Based around one concept, Warlords is a game that simply aims to deliver a fun multiplayer strategy experience. Throw in a bit of chaos into the mix and some friends, and you’ve got a recipe for a pretty fun multiplayer experience to kill a few hours. Unfortunately, recipes require a good balance of all ingredients so no one element overpowers the others, and that’s where Warlords fails, adding a bit too much chaos, which in turn limits the appeal and engagement a game like this should have.
The game involves the player controlling a shield that moves along the outer wall of a castle. With this shield the player deflects fireballs and hopefully simultaneously hits the opposing castle(s) while protecting their own. As the game progresses, more elements come into to play though. More fireballs bounce around the field, players gain control of small minions which they guide to heal their own walls, attack the walls of the opponents, and get powerups that add new mechanics to think about. All the elements are set up for a fun game to play with some friends on a night in.
The moment play begins, though, is when the problems in these design choices become apparent. Theoretically as the mechanics are slowly introduced more strategic elements come into play as players need to consider whether they should go for certain powerups, begin healing themselves, or begin attacking the opponents castle walls with their minions, all the while defending themselves from the bouncing fireballs, or possibly even try to guide their path with a quick flick of the shield. If it’s not apparent by now, this all starts to sound quite chaotic, and this is without considering the introduction of a knight later on who will independently attack castle walls.
Chaos, if used effectively, can be a very fun time for players. Nintendo’s Super Smash Bros. comes to mind as an example of a game that uses it perfectly. Warlords is not such a game, though. The gameplay is far too chaotic, removing any element of skill. The game quickly ceases to be one that can be strategic, and turns into one that merely involves defending castle walls in vain, hoping that luck is on your side and you’ll survive enough to be victorious. To make things worse, all this chaos takes place in a small, tight arena. With up to five fireballs bouncing around, minions running back and forth, and even a possible knight and his own minions showing up in the fray, all in this small arena, it would be an understatement to say that things would be a bit difficult for players to make out what’s happening on the screen.
This creates a massive problem for Warlords, as it is a game whose main draw is its gameplay. If any semblance of strategy is removed, not only because of the chaotic nature of the gameplay, but also because players can’t actually understand what’s happening, what is there for them to engage with? This essentially makes the whole of the game very unappealing.
Some appeal could be gained from its other elements, but none stand out enough to really garner any attention. The one who has the best shot at attracting some interest from players are the visuals, which are comically stylized, maybe even grotesque. The visuals are somewhat reminiscent of Jhonen Vasquez’ cartoonish style, though it’s not as charming or as humorous. Unfortunately these are lost in the jumble of the chaos, so it’s hard to even appreciate them on any level.
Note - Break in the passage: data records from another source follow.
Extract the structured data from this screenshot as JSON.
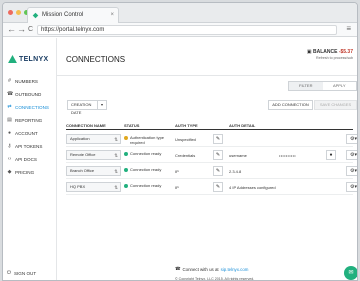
{
  "browser": {
    "tab_title": "Mission Control",
    "url": "https://portal.telnyx.com",
    "back_glyph": "←",
    "forward_glyph": "→",
    "reload_glyph": "C",
    "menu_glyph": "≡"
  },
  "brand": {
    "name": "TELNYX",
    "accent": "#1a8fd8"
  },
  "sidebar": {
    "items": [
      {
        "label": "NUMBERS",
        "icon": "hash-icon",
        "glyph": "#"
      },
      {
        "label": "OUTBOUND",
        "icon": "phone-icon",
        "glyph": "☎"
      },
      {
        "label": "CONNECTIONS",
        "icon": "connections-icon",
        "glyph": "⇄"
      },
      {
        "label": "REPORTING",
        "icon": "chart-icon",
        "glyph": "▤"
      },
      {
        "label": "ACCOUNT",
        "icon": "user-icon",
        "glyph": "●"
      },
      {
        "label": "API TOKENS",
        "icon": "key-icon",
        "glyph": "⚷"
      },
      {
        "label": "API DOCS",
        "icon": "code-icon",
        "glyph": "‹›"
      },
      {
        "label": "PRICING",
        "icon": "tag-icon",
        "glyph": "◆"
      }
    ],
    "sign_out": "SIGN OUT"
  },
  "header": {
    "title": "CONNECTIONS",
    "balance_label": "BALANCE",
    "balance_amount": "-$5.37",
    "balance_sub": "Refresh to process/sub"
  },
  "toolbar": {
    "filter_label": "FILTER",
    "apply_label": "APPLY",
    "sort_label": "CREATION DATE",
    "sort_glyph": "▾",
    "add_label": "ADD CONNECTION",
    "save_label": "SAVE CHANGES"
  },
  "table": {
    "headers": {
      "name": "CONNECTION NAME",
      "status": "STATUS",
      "auth_type": "AUTH TYPE",
      "auth_detail": "AUTH DETAIL"
    },
    "rows": [
      {
        "name": "Application",
        "status": "Authentication type required",
        "status_color": "#e0a81e",
        "auth_type": "Unspecified",
        "detail": "",
        "password": ""
      },
      {
        "name": "Remote Office",
        "status": "Connection ready",
        "status_color": "#21b07e",
        "auth_type": "Credentials",
        "detail": "username",
        "password": "••••••••••"
      },
      {
        "name": "Branch Office",
        "status": "Connection ready",
        "status_color": "#21b07e",
        "auth_type": "IP",
        "detail": "2.3.4.8",
        "password": ""
      },
      {
        "name": "HQ PBX",
        "status": "Connection ready",
        "status_color": "#21b07e",
        "auth_type": "IP",
        "detail": "4 IP Addresses configured",
        "password": ""
      }
    ]
  },
  "footer": {
    "connect_text": "Connect with us at",
    "connect_link": "sip.telnyx.com",
    "copyright": "© Copyright Telnyx, LLC 2015. All rights reserved."
  }
}
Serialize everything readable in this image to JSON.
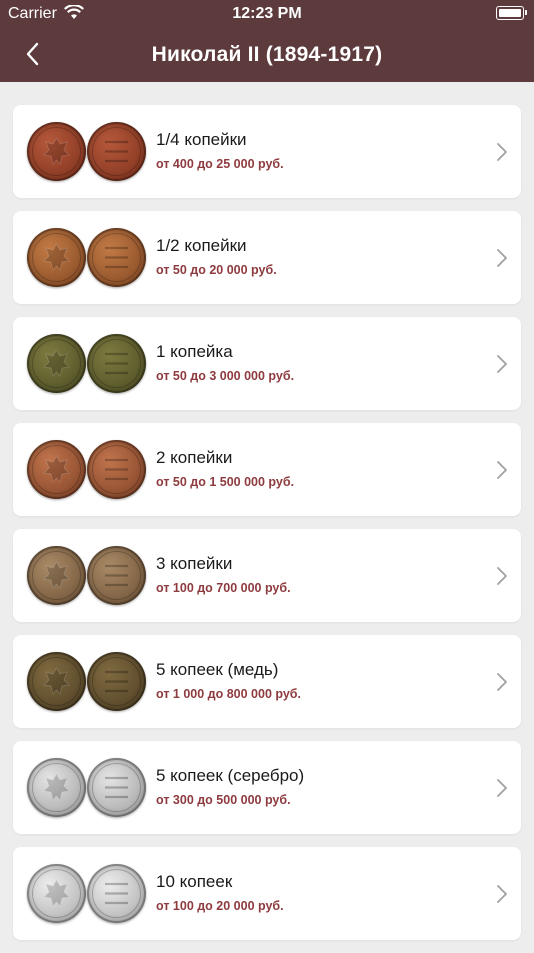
{
  "status_bar": {
    "carrier": "Carrier",
    "time": "12:23 PM",
    "icons": [
      "wifi-icon",
      "battery-icon"
    ]
  },
  "nav": {
    "title": "Николай II (1894-1917)",
    "back_icon": "chevron-left-icon"
  },
  "colors": {
    "nav_background": "#5d3b3d",
    "price_text": "#8e3b3f",
    "page_background": "#ededed"
  },
  "coins": [
    {
      "title": "1/4 копейки",
      "price": "от 400 до 25 000 руб.",
      "metal": "copper-red",
      "colors": [
        "#b5583a",
        "#7a2f1c"
      ]
    },
    {
      "title": "1/2 копейки",
      "price": "от 50 до 20 000 руб.",
      "metal": "copper",
      "colors": [
        "#c27a45",
        "#7e4420"
      ]
    },
    {
      "title": "1 копейка",
      "price": "от 50 до 3 000 000 руб.",
      "metal": "copper-green",
      "colors": [
        "#7d7a3f",
        "#4a4a22"
      ]
    },
    {
      "title": "2 копейки",
      "price": "от 50 до 1 500 000 руб.",
      "metal": "copper",
      "colors": [
        "#c0744c",
        "#7b3e24"
      ]
    },
    {
      "title": "3 копейки",
      "price": "от 100 до 700 000 руб.",
      "metal": "copper-brown",
      "colors": [
        "#a98a66",
        "#6a4e33"
      ]
    },
    {
      "title": "5 копеек (медь)",
      "price": "от 1 000 до 800 000 руб.",
      "metal": "copper-dark",
      "colors": [
        "#7f6a40",
        "#4c3c22"
      ]
    },
    {
      "title": "5 копеек (серебро)",
      "price": "от 300 до 500 000 руб.",
      "metal": "silver",
      "colors": [
        "#e4e4e4",
        "#9a9a9a"
      ]
    },
    {
      "title": "10 копеек",
      "price": "от 100 до 20 000 руб.",
      "metal": "silver",
      "colors": [
        "#ececec",
        "#a6a6a6"
      ]
    }
  ]
}
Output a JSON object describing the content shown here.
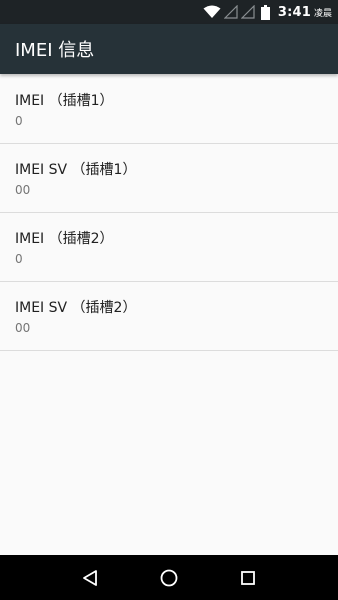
{
  "status_bar": {
    "time": "3:41",
    "suffix": "凌晨",
    "icons": [
      "wifi-icon",
      "signal-empty-icon",
      "signal-empty-icon",
      "battery-icon"
    ]
  },
  "app_bar": {
    "title": "IMEI 信息"
  },
  "list": {
    "items": [
      {
        "title": "IMEI （插槽1）",
        "value": "0"
      },
      {
        "title": "IMEI SV （插槽1）",
        "value": "00"
      },
      {
        "title": "IMEI （插槽2）",
        "value": "0"
      },
      {
        "title": "IMEI SV （插槽2）",
        "value": "00"
      }
    ]
  },
  "nav_bar": {
    "buttons": [
      "back-icon",
      "home-icon",
      "recents-icon"
    ]
  },
  "colors": {
    "status_bar": "#1e2326",
    "app_bar": "#263238",
    "background": "#fafafa",
    "divider": "#dcdcdc",
    "title_text": "#212121",
    "value_text": "#757575"
  }
}
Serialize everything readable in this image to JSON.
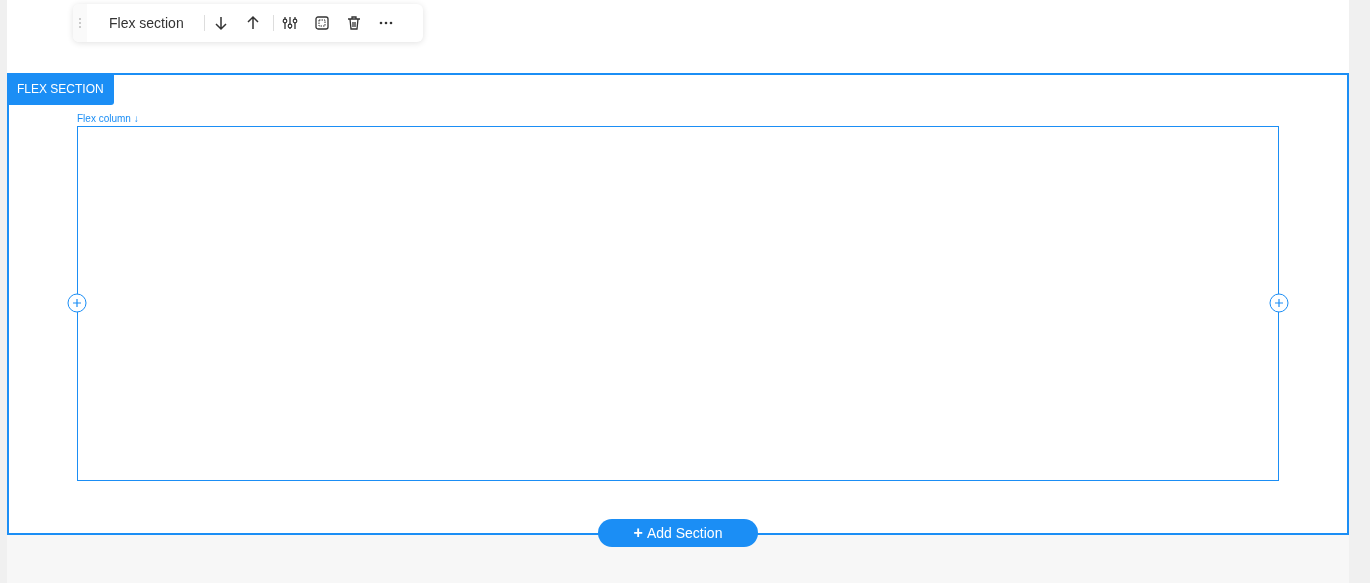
{
  "toolbar": {
    "title": "Flex section",
    "actions": [
      {
        "kind": "move-down"
      },
      {
        "kind": "move-up"
      },
      {
        "kind": "settings"
      },
      {
        "kind": "select"
      },
      {
        "kind": "delete"
      },
      {
        "kind": "more"
      }
    ]
  },
  "section": {
    "label": "FLEX SECTION",
    "column": {
      "label": "Flex column ↓"
    }
  },
  "add_section": {
    "icon": "+",
    "label": "Add Section"
  }
}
Even less can be said about the music and narrative in the game. Music is generic and unmemorable, and much like the visuals will be lost in the chaos of everything. Worse even, unlike the visuals, it lacks any unique element to standout in any form, if just a little. The narrative on the other hand is barely even there, made up mostly of some scrolling text in the level select menu. It somewhat serves as a framing device for the campaign, but begs the question why it’s even there. Same goes for the humor that this story and some animated cutscenes hint at, making it all feel haphazard and thrown in at the last minute.
There are online leaderboards and online/local multiplayer, which is a positive, though almost pointless, as Warlords should be best experienced in a local multiplayer setting. The local company of friends helps to improve the fun factor of many a multiplayer game by leaps and bounds, and it is certainly necessary here. The online element does add some extra playtime to the few players this appeals to, but that audience will be a small one, so online play will likely be unheard of.
Chaos can be fun it’s been used effectively in many games, but the use of it in Warlords overshadows all elements, essentially eliminating all the appeal that could be found. It still has the power to be fun, of course, if it’s played with friends and if matches are set to not use all the mechanics available, but this won’t fix the major problem here. If Warlords is played as it is ultimately meant to be played, it simply isn’t any fun. For a game which is focused primarily in being competitive and fun this is nothing short of a massive oversight.